WORK ITEM
In your reply, reproduce every line of the data without any alteration.

INPUT DATA
((
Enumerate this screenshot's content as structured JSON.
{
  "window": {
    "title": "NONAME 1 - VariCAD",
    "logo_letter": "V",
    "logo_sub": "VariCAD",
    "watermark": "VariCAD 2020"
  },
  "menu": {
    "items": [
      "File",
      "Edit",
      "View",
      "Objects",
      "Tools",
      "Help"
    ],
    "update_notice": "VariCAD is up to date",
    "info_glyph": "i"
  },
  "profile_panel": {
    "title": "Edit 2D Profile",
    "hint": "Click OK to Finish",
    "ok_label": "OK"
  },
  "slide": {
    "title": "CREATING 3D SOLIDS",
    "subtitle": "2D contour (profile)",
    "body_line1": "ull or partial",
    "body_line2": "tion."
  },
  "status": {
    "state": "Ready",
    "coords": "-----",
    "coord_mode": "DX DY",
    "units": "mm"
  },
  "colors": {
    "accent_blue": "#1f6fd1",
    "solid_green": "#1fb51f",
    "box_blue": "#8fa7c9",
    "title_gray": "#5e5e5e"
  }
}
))
RESULT OF THIS EXERCISE
Enumerate this screenshot's content as structured JSON.
{
  "window": {
    "title": "NONAME 1 - VariCAD",
    "logo_letter": "V",
    "logo_sub": "VariCAD",
    "watermark": "VariCAD 2020"
  },
  "menu": {
    "items": [
      "File",
      "Edit",
      "View",
      "Objects",
      "Tools",
      "Help"
    ],
    "update_notice": "VariCAD is up to date",
    "info_glyph": "i"
  },
  "profile_panel": {
    "title": "Edit 2D Profile",
    "hint": "Click OK to Finish",
    "ok_label": "OK"
  },
  "slide": {
    "title": "CREATING 3D SOLIDS",
    "subtitle": "2D contour (profile)",
    "body_line1": "ull or partial",
    "body_line2": "tion."
  },
  "status": {
    "state": "Ready",
    "coords": "-----",
    "coord_mode": "DX DY",
    "units": "mm"
  },
  "colors": {
    "accent_blue": "#1f6fd1",
    "solid_green": "#1fb51f",
    "box_blue": "#8fa7c9",
    "title_gray": "#5e5e5e"
  }
}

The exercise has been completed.